What drives people to succeed? What prompts people to do what they do – and try to do it better over time? And to compete and do it better than others? Try searching online and you’ll find that it’s the kind of question that prompts a lot of inquiries; depending on how you look, it could be in the tens of millions. Clearly, trying to understand what motivates people is one of those elemental questions. Some people look at successful people and try to figure it out that way. There are thousands of books to help.
Back in the middle of the last century, Abraham Maslow looked at things more fundamentally and proposed a “hierarchy of needs” – the things that motivate behavior. He suggested that people start with certain basic “physiological” motivations (basics like food, shelter, clothing, etc.) and they then proceed up the ladder to finally reach what he called “self-actualization” (spiritual/emotional motivations like values, faith, helping others, etc.) In the years that followed there’s been a lot of debate and criticism about the model. The reality is that it’s hard to find something that fits everyone.

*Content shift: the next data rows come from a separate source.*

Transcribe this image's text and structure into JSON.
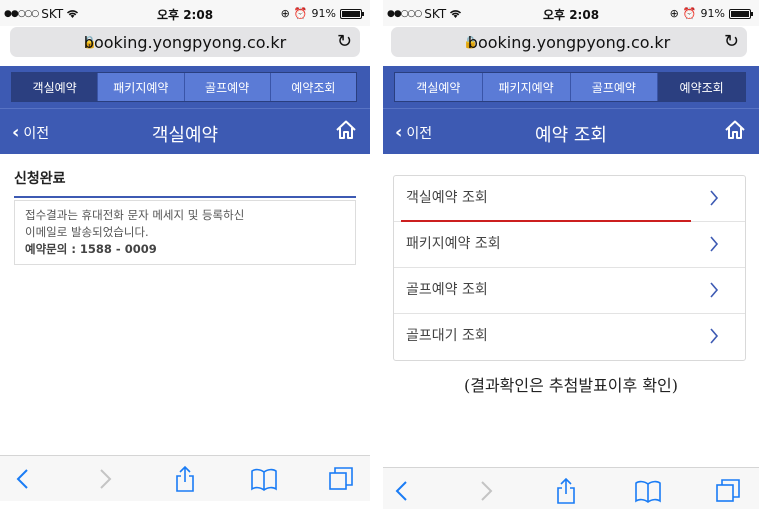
{
  "status": {
    "carrier": "SKT",
    "time": "오후 2:08",
    "battery": "91%",
    "battery_level": 0.91
  },
  "browser": {
    "url": "booking.yongpyong.co.kr"
  },
  "nav_tabs": [
    {
      "label": "객실예약"
    },
    {
      "label": "패키지예약"
    },
    {
      "label": "골프예약"
    },
    {
      "label": "예약조회"
    }
  ],
  "left": {
    "active_tab": 0,
    "back_label": "이전",
    "title": "객실예약",
    "heading": "신청완료",
    "info_line1": "접수결과는 휴대전화 문자 메세지 및 등록하신",
    "info_line2": "이메일로 발송되었습니다.",
    "contact": "예약문의 : 1588 - 0009"
  },
  "right": {
    "active_tab": 3,
    "back_label": "이전",
    "title": "예약 조회",
    "menu": [
      {
        "label": "객실예약 조회"
      },
      {
        "label": "패키지예약 조회"
      },
      {
        "label": "골프예약 조회"
      },
      {
        "label": "골프대기 조회"
      }
    ],
    "note": "(결과확인은 추첨발표이후 확인)"
  },
  "colors": {
    "header_bg": "#3d5ab3",
    "tab_active": "#2b3f80",
    "highlight": "#cc1f1f",
    "ios_blue": "#1a7cf5"
  },
  "icons": [
    "wifi-icon",
    "lock-icon",
    "reload-icon",
    "back-chevron-icon",
    "home-icon",
    "chevron-right-icon",
    "share-icon",
    "bookmarks-icon",
    "tabs-icon",
    "alarm-icon",
    "battery-icon"
  ]
}
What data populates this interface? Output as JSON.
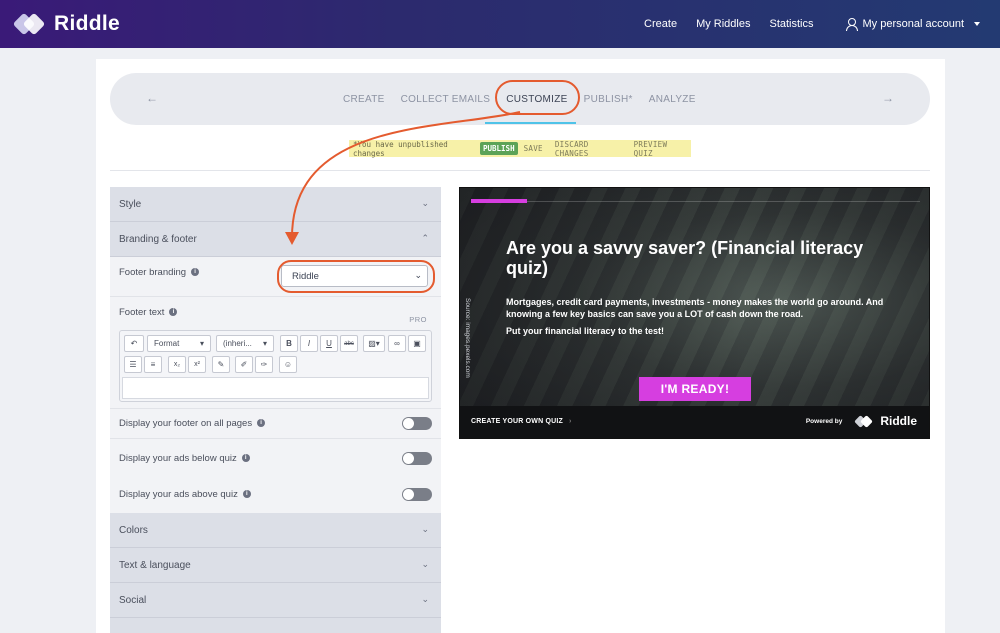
{
  "topbar": {
    "brand": "Riddle",
    "nav": [
      "Create",
      "My Riddles",
      "Statistics"
    ],
    "account_label": "My personal account"
  },
  "steps": {
    "items": [
      "CREATE",
      "COLLECT EMAILS",
      "CUSTOMIZE",
      "PUBLISH*",
      "ANALYZE"
    ],
    "active": "CUSTOMIZE",
    "prev_arrow": "←",
    "next_arrow": "→"
  },
  "unpublished": {
    "message": "*You have unpublished changes",
    "publish": "PUBLISH",
    "save": "SAVE",
    "discard": "DISCARD CHANGES",
    "preview": "PREVIEW QUIZ"
  },
  "panel": {
    "style": "Style",
    "branding": "Branding & footer",
    "footer_branding_label": "Footer branding",
    "footer_branding_value": "Riddle",
    "footer_text_label": "Footer text",
    "pro": "PRO",
    "toolbar": {
      "format": "Format",
      "font": "(inheri...",
      "bold": "B",
      "italic": "I",
      "underline": "U",
      "strike": "abc"
    },
    "display_footer": "Display your footer on all pages",
    "ads_below": "Display your ads below quiz",
    "ads_above": "Display your ads above quiz",
    "colors": "Colors",
    "text_language": "Text & language",
    "social": "Social"
  },
  "preview": {
    "title": "Are you a savvy saver? (Financial literacy quiz)",
    "desc": "Mortgages, credit card payments, investments - money makes the world go around. And knowing a few key basics can save you a LOT of cash down the road.",
    "desc2": "Put your financial literacy to the test!",
    "source": "Source: images.pexels.com",
    "button": "I'M READY!",
    "cta": "CREATE YOUR OWN QUIZ",
    "powered": "Powered by",
    "powered_brand": "Riddle"
  },
  "colors": {
    "accent": "#d63ee0",
    "highlight": "#e45b2f",
    "publish_green": "#5ca357",
    "topbar_start": "#3a1a78"
  }
}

Rather than try to establish some set of universal truths, perhaps it’s best to look inward. I am sure that each of you can point to things that keep you focused. For me, the types of projects in which I’m involved provide a clue. Event ‘firefighting’, launching events, and sales are all high pressure, time-sensitive, mentally taxing, and extremely stressful. There are times when circumstances reach the point at which I’d just like to give up.

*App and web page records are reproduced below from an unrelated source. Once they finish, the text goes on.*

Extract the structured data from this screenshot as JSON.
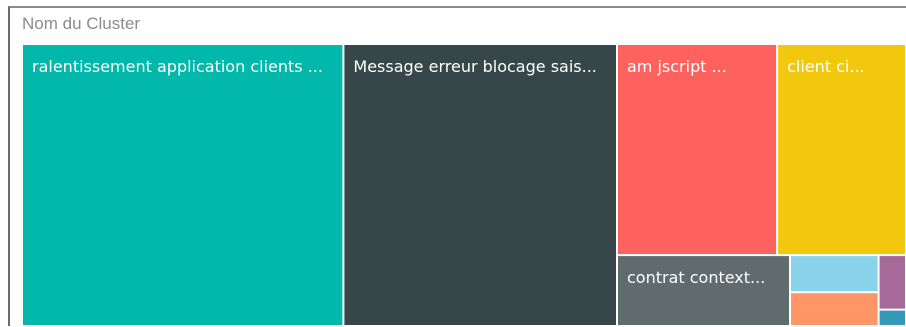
{
  "chart_data": {
    "type": "treemap",
    "legend_title": "Nom du Cluster",
    "tiles": [
      {
        "label": "ralentissement application clients ...",
        "value": 30.3,
        "color": "#01b8aa"
      },
      {
        "label": "Message erreur blocage sais...",
        "value": 25.8,
        "color": "#374649"
      },
      {
        "label": "am jscript ...",
        "value": 11.3,
        "color": "#fd625e"
      },
      {
        "label": "client ci...",
        "value": 9.1,
        "color": "#f2c80f"
      },
      {
        "label": "contrat context...",
        "value": 4.1,
        "color": "#5f6b6d"
      },
      {
        "label": "",
        "value": 1.1,
        "color": "#8ad4eb"
      },
      {
        "label": "",
        "value": 1.0,
        "color": "#fe9666"
      },
      {
        "label": "",
        "value": 0.5,
        "color": "#a66999"
      },
      {
        "label": "",
        "value": 0.15,
        "color": "#3599b8"
      }
    ]
  }
}
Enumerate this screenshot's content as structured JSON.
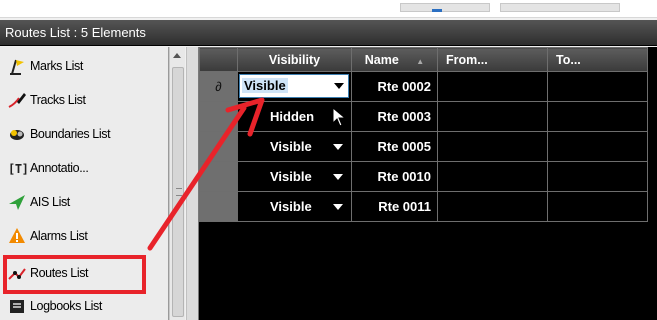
{
  "window": {
    "title": "Routes List : 5 Elements"
  },
  "sidebar": {
    "items": [
      {
        "label": "Marks List",
        "icon": "flag-icon"
      },
      {
        "label": "Tracks List",
        "icon": "pen-track-icon"
      },
      {
        "label": "Boundaries List",
        "icon": "cloud-boundary-icon"
      },
      {
        "label": "Annotatio...",
        "icon": "text-annotation-icon"
      },
      {
        "label": "AIS List",
        "icon": "ais-arrow-icon"
      },
      {
        "label": "Alarms List",
        "icon": "warning-icon"
      },
      {
        "label": "Routes List",
        "icon": "route-icon"
      },
      {
        "label": "Logbooks List",
        "icon": "logbook-icon"
      }
    ],
    "selected": "Routes List"
  },
  "grid": {
    "columns": [
      "Visibility",
      "Name",
      "From...",
      "To..."
    ],
    "sort_indicator": "▲",
    "row_edit_glyph": "∂",
    "rows": [
      {
        "visibility": "Visible",
        "name": "Rte 0002",
        "editing": true
      },
      {
        "visibility": "Hidden",
        "name": "Rte 0003",
        "editing": false
      },
      {
        "visibility": "Visible",
        "name": "Rte 0005",
        "editing": false
      },
      {
        "visibility": "Visible",
        "name": "Rte 0010",
        "editing": false
      },
      {
        "visibility": "Visible",
        "name": "Rte 0011",
        "editing": false
      }
    ]
  },
  "colors": {
    "highlight": "#e8232a",
    "grid_bg": "#000000",
    "title_bg": "#3a3a3a"
  }
}
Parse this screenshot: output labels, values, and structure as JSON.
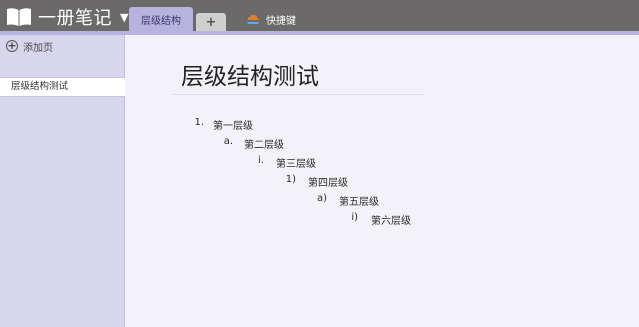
{
  "app": {
    "notebook_name": "一册笔记",
    "notebook_icon": "book-icon",
    "dropdown_icon": "caret-down-icon",
    "colors": {
      "topbar": "#6b6969",
      "accent": "#b7b2de",
      "sidebar": "#d8d6ec",
      "content": "#f3f2f8"
    }
  },
  "tabs": {
    "active_label": "层级结构",
    "add_label": "+",
    "shortcut_label": "快捷键",
    "shortcut_icon": "cloud-icon"
  },
  "sidebar": {
    "add_page_label": "添加页",
    "add_page_icon": "plus-circle-icon",
    "pages": [
      {
        "label": "层级结构测试",
        "selected": true
      }
    ]
  },
  "page": {
    "title": "层级结构测试",
    "outline": [
      {
        "level": 1,
        "marker": "1.",
        "text": "第一层级"
      },
      {
        "level": 2,
        "marker": "a.",
        "text": "第二层级"
      },
      {
        "level": 3,
        "marker": "i.",
        "text": "第三层级"
      },
      {
        "level": 4,
        "marker": "1)",
        "text": "第四层级"
      },
      {
        "level": 5,
        "marker": "a)",
        "text": "第五层级"
      },
      {
        "level": 6,
        "marker": "i)",
        "text": "第六层级"
      }
    ]
  }
}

Despite any difficulties I encounter, I never quit. Why not?
* Is it the challenge of pulling through when things are difficult? Yes.
* Is it the need to make money? Yes.

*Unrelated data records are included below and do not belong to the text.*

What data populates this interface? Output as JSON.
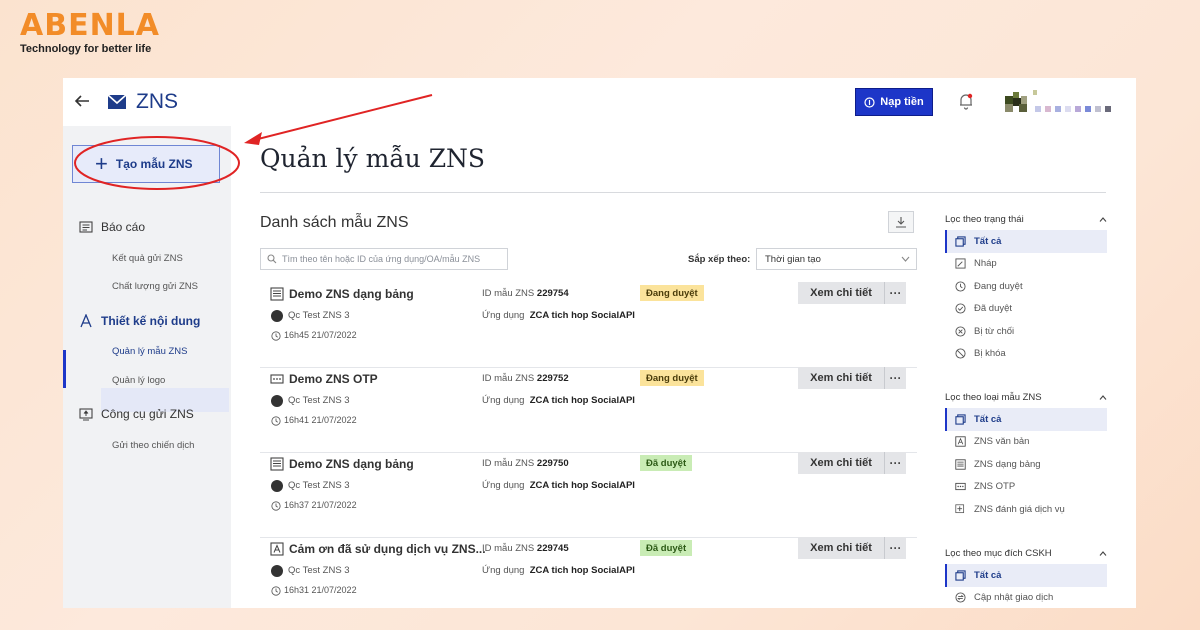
{
  "brand": {
    "title": "ABENLA",
    "tagline": "Technology for better life"
  },
  "topbar": {
    "app_title": "ZNS",
    "topup_label": "Nạp tiền"
  },
  "sidebar": {
    "create_label": "Tạo mẫu ZNS",
    "sections": [
      {
        "label": "Báo cáo",
        "items": [
          "Kết quả gửi ZNS",
          "Chất lượng gửi ZNS"
        ]
      },
      {
        "label": "Thiết kế nội dung",
        "items": [
          "Quản lý mẫu ZNS",
          "Quản lý logo"
        ]
      },
      {
        "label": "Công cụ gửi ZNS",
        "items": [
          "Gửi theo chiến dịch"
        ]
      }
    ]
  },
  "main": {
    "page_title": "Quản lý mẫu ZNS",
    "list_title": "Danh sách mẫu ZNS",
    "search_placeholder": "Tìm theo tên hoặc ID của ứng dụng/OA/mẫu ZNS",
    "sort_label": "Sắp xếp theo:",
    "sort_value": "Thời gian tạo",
    "id_label": "ID mẫu ZNS",
    "app_label": "Ứng dụng",
    "view_label": "Xem chi tiết",
    "more_label": "···",
    "templates": [
      {
        "name": "Demo ZNS dạng bảng",
        "icon": "table-template-icon",
        "creator": "Qc Test ZNS 3",
        "time": "16h45 21/07/2022",
        "id": "229754",
        "app": "ZCA tich hop SocialAPI",
        "status": "Đang duyệt",
        "status_kind": "pending"
      },
      {
        "name": "Demo ZNS OTP",
        "icon": "otp-template-icon",
        "creator": "Qc Test ZNS 3",
        "time": "16h41 21/07/2022",
        "id": "229752",
        "app": "ZCA tich hop SocialAPI",
        "status": "Đang duyệt",
        "status_kind": "pending"
      },
      {
        "name": "Demo ZNS dạng bảng",
        "icon": "table-template-icon",
        "creator": "Qc Test ZNS 3",
        "time": "16h37 21/07/2022",
        "id": "229750",
        "app": "ZCA tich hop SocialAPI",
        "status": "Đã duyệt",
        "status_kind": "approved"
      },
      {
        "name": "Cảm ơn đã sử dụng dịch vụ ZNS...",
        "icon": "text-template-icon",
        "creator": "Qc Test ZNS 3",
        "time": "16h31 21/07/2022",
        "id": "229745",
        "app": "ZCA tich hop SocialAPI",
        "status": "Đã duyệt",
        "status_kind": "approved"
      }
    ]
  },
  "filters": [
    {
      "title": "Lọc theo trạng thái",
      "options": [
        {
          "label": "Tất cả",
          "icon": "copy-icon",
          "active": true
        },
        {
          "label": "Nháp",
          "icon": "edit-icon"
        },
        {
          "label": "Đang duyệt",
          "icon": "clock-icon"
        },
        {
          "label": "Đã duyệt",
          "icon": "check-circle-icon"
        },
        {
          "label": "Bị từ chối",
          "icon": "x-circle-icon"
        },
        {
          "label": "Bị khóa",
          "icon": "ban-icon"
        }
      ]
    },
    {
      "title": "Lọc theo loại mẫu ZNS",
      "options": [
        {
          "label": "Tất cả",
          "icon": "copy-icon",
          "active": true
        },
        {
          "label": "ZNS văn bản",
          "icon": "text-template-icon"
        },
        {
          "label": "ZNS dạng bảng",
          "icon": "table-template-icon"
        },
        {
          "label": "ZNS OTP",
          "icon": "otp-template-icon"
        },
        {
          "label": "ZNS đánh giá dịch vụ",
          "icon": "rating-template-icon"
        }
      ]
    },
    {
      "title": "Lọc theo mục đích CSKH",
      "options": [
        {
          "label": "Tất cả",
          "icon": "copy-icon",
          "active": true
        },
        {
          "label": "Cập nhật giao dịch",
          "icon": "transaction-icon"
        }
      ]
    }
  ],
  "colors": {
    "brand_orange": "#f28c28",
    "primary_blue": "#1d36c8",
    "annotation_red": "#e02424",
    "pending_badge": "#fbe39b",
    "approved_badge": "#c9ecb5"
  }
}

* Is it the need to expand my horizons and test myself? Yes.
But while all those incentives are true, they are not the biggest reason. The biggest reason is right next to me as I write this piece. It’s my daughter Annabelle.
I find that even when I find myself in the toughest situations, super stressed and beset with despair as to whether things can be worked out, picking up my daughter can make those difficulties fade away.
Who or what does it for you? As I have gotten older, it’s the people, not the things that make the tough things worth doing.
Is it the same for you?